During the April 1912 special meeting, exchange president H. Oakes read out the resolution “to perform the last sad rite of respect to the memory of our late fellow member, Mark Fortune ... (who) was not only a charter member and past president of our organization (1906), but was one of the oldest members of the real estate faternity.” Ross arrived in the city in 1874.
The only survivors of the calamity from Manitoba were Fortune’s wife, Mary, 60, who was born in Portage la Prairie, and their children Ethel, 28, Alice, 24, and Mabel, 23. The fact that only the Fortune women survived is testimony that the majority of the 705 victims were men. Women and children were the first to be placed in the too-few lifeboats, which only had the capacity to carry a third of the 2,201passengers aboard the Titanic. Also acting in favour of their survival was the fact that the Fortunes had first-class berths, while many of those who perished were second- and third-class passenmgers.
Mary was awoken at 11:40 p.m. on April 14 by a grating noise and felt a very gentle nudge below her cabin. Minutes later, her husband came into the cabin and told her and the girls to follow Charlie to the deck. On the deck, Mark told his wife and daughters to get into lifeboat No. 10, and then he and his son helped others board the lifeboat.
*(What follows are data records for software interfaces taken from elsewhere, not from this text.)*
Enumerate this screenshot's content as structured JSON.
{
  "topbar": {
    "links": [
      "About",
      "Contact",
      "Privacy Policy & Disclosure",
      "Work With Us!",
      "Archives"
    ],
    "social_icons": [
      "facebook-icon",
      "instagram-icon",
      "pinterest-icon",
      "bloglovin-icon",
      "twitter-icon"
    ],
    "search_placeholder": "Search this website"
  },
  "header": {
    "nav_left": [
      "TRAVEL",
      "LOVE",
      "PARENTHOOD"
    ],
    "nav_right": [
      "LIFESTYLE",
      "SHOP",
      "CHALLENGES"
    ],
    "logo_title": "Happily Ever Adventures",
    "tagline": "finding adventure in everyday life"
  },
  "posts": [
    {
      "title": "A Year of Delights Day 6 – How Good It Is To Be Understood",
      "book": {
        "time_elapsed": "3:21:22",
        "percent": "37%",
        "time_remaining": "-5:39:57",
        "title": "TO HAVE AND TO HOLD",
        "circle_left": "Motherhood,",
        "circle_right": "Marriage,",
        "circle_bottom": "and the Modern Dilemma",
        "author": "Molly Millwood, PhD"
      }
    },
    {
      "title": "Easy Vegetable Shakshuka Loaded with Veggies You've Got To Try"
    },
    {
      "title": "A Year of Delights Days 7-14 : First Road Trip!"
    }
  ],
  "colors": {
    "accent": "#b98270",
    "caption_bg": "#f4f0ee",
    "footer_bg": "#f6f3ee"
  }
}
It was the last time the Fortune women would see Mark and Charlie alive.
According to the resolution, Ross, the president of the exchange in 1907, “stood for the highest ideals” in the real estate industry, “and his name always carried weight as that of a man of integrity and fairness.”
Similar sentiments were expressed about Beattie in the resolution, who was called “one of the honoured members of the Winnipeg real estate exchange for many years ...”
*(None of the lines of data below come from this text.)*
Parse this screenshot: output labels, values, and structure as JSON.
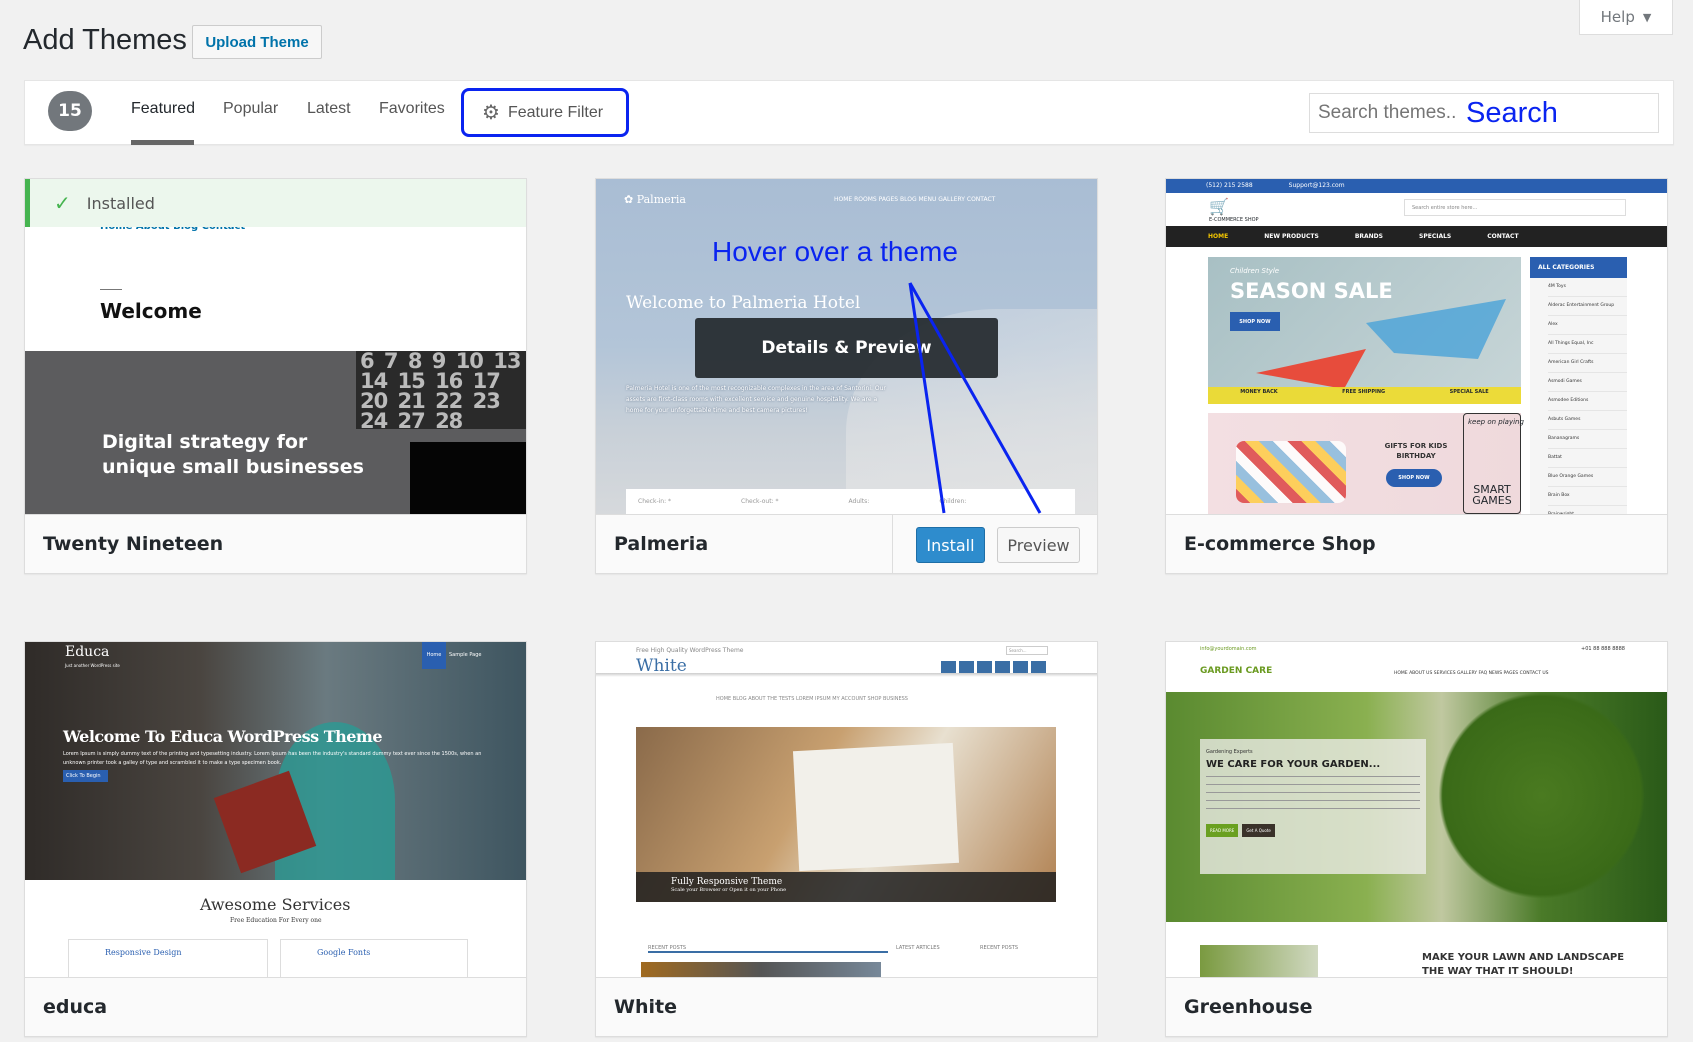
{
  "header": {
    "title": "Add Themes",
    "upload_label": "Upload Theme",
    "help_label": "Help"
  },
  "filter_bar": {
    "count": "15",
    "tabs": [
      {
        "label": "Featured",
        "active": true
      },
      {
        "label": "Popular"
      },
      {
        "label": "Latest"
      },
      {
        "label": "Favorites"
      }
    ],
    "feature_filter_label": "Feature Filter",
    "search_placeholder": "Search themes...",
    "search_annotation": "Search"
  },
  "annotation": {
    "hover_text": "Hover over a theme",
    "color": "#0a24f0"
  },
  "themes": [
    {
      "name": "Twenty Nineteen",
      "installed_label": "Installed",
      "preview": {
        "nav": "Home  About  Blog  Contact",
        "welcome": "Welcome",
        "headline1": "Digital strategy for",
        "headline2": "unique small businesses",
        "calendar": "6 7 8 9 10 13 14 15 16 17 20 21 22 23 24 27 28"
      }
    },
    {
      "name": "Palmeria",
      "overlay_label": "Details & Preview",
      "install_label": "Install",
      "preview_label": "Preview",
      "preview": {
        "logo": "Palmeria",
        "nav": "HOME   ROOMS   PAGES   BLOG   MENU   GALLERY   CONTACT",
        "welcome": "Welcome to Palmeria Hotel",
        "body": "Palmeria Hotel is one of the most recognizable complexes in the area of Santorini. Our assets are first-class rooms with excellent service and genuine hospitality. We are a home for your unforgettable time and best camera pictures!",
        "fields": [
          "Check-in: *",
          "Check-out: *",
          "Adults:",
          "Children:"
        ]
      }
    },
    {
      "name": "E-commerce Shop",
      "preview": {
        "phone": "(512) 215 2588",
        "email": "Support@123.com",
        "logo": "E-COMMERCE SHOP",
        "search": "Search entire store here...",
        "nav": [
          "HOME",
          "NEW PRODUCTS",
          "BRANDS",
          "SPECIALS",
          "CONTACT"
        ],
        "kicker": "Children Style",
        "sale": "SEASON SALE",
        "shop_now": "SHOP NOW",
        "strip": [
          "MONEY BACK",
          "FREE SHIPPING",
          "SPECIAL SALE"
        ],
        "gifts": "GIFTS FOR KIDS BIRTHDAY",
        "keep": "keep on playing",
        "smart": "SMART GAMES",
        "categories_title": "ALL CATEGORIES",
        "categories": [
          "4M Toys",
          "Alderac Entertainment Group",
          "Alex",
          "All Things Equal, Inc",
          "American Girl Crafts",
          "Asmodi Games",
          "Asmodee Editions",
          "Asbuts Games",
          "Bananagrams",
          "Battat",
          "Blue Orange Games",
          "Brain Box",
          "Brainwright"
        ]
      }
    },
    {
      "name": "educa",
      "preview": {
        "logo": "Educa",
        "tagline": "Just another WordPress site",
        "menu": [
          "Home",
          "Sample Page"
        ],
        "headline": "Welcome To Educa WordPress Theme",
        "body": "Lorem Ipsum is simply dummy text of the printing and typesetting industry. Lorem Ipsum has been the industry's standard dummy text ever since the 1500s, when an unknown printer took a galley of type and scrambled it to make a type specimen book.",
        "cta": "Click To Begin",
        "services": "Awesome Services",
        "services_sub": "Free Education For Every one",
        "features": [
          "Responsive Design",
          "Google Fonts"
        ]
      }
    },
    {
      "name": "White",
      "preview": {
        "kicker": "Free High Quality WordPress Theme",
        "logo": "White",
        "search": "Search...",
        "nav": "HOME   BLOG   ABOUT THE TESTS   LOREM IPSUM   MY ACCOUNT   SHOP   BUSINESS",
        "slide_title": "Fully Responsive Theme",
        "slide_sub": "Scale your Browser or Open it on your Phone",
        "widgets": [
          "RECENT POSTS",
          "LATEST ARTICLES",
          "RECENT POSTS"
        ]
      }
    },
    {
      "name": "Greenhouse",
      "preview": {
        "email": "info@yourdomain.com",
        "phone": "+01 88 888 8888",
        "logo": "GARDEN CARE",
        "nav": "HOME   ABOUT US   SERVICES   GALLERY   FAQ   NEWS   PAGES   CONTACT US",
        "kicker": "Gardening Experts",
        "headline": "WE CARE FOR YOUR GARDEN...",
        "buttons": [
          "READ MORE",
          "Get A Quote"
        ],
        "tagline1": "MAKE YOUR LAWN AND LANDSCAPE",
        "tagline2": "THE WAY THAT IT SHOULD!"
      }
    }
  ]
}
A month after the disaster, Beattie’s body was found adrift in one of the Titanic’s collapsible boats.
In the late 1980s, I met an Englishman who had made a pilgrimage to Neepawa to see the grave of his great-uncle who perished in the 1912 Titanic tragedy. When his great-uncle’s body was recovered, the papers found in one of his coat pockets indicated he was bound for Neepawa under the sponsorship of the Independent Order of Foresters. The body of the man, who set out for England a year earlier to bring his brothers Lewis and Stanley back with him as farm workers, was subsquently buried in Neepawa’s Riverside Cemetery. On May 10, 1912, the Neepawa Press reported: “Thus was laid to rest the remains of Leonard Hickman, an efficient English farm labourer (living in Neepawa but working in the Eden District). Had he been a state dignitary or a millionaire, there might have been more pomp, but there could not have been more genuine sorrow and respect manifested.”
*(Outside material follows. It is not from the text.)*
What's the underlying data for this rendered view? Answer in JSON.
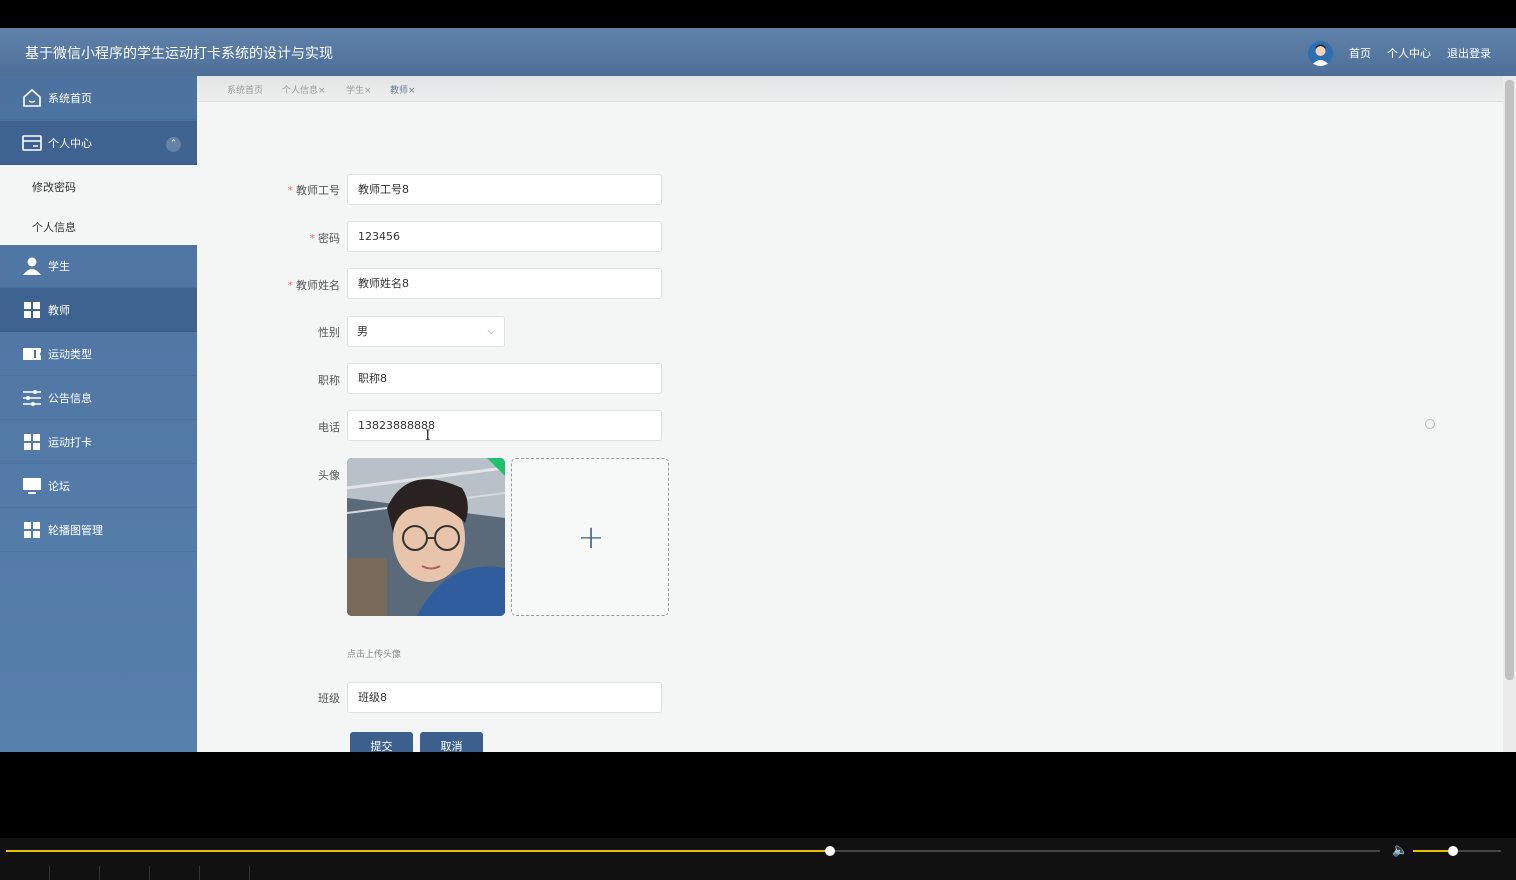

But there is a twist to this story. When the personal effects thought to belong to Leonard were returned to England, it was determined that it was his brother Lewis who was actually interred in Neepawa, a man who had never set foot in the community. It is believed that during the confusion of the disaster the two brothers had mistakenly grabbed each other’s coat.
Lewis’ wife in England was aghast to learn about the fate of her husband’s body. Because of the distance involved and the cost, she was never able to visit his gravesite. It wouldn’t be until decades later that a member of the family finally made the pilgrimage to Neepawa, where the mistake was recognized and the tombstone redidicated to the memory of the three brothers, Leonard, Lewis and Stanley, who died when the Titanic sank.
The new exhibit will give Manitobans an opportunity to see that even their province, located thousands of kilometres from the Atlantic, was not immune from the effects of the 1912 maritime disaster.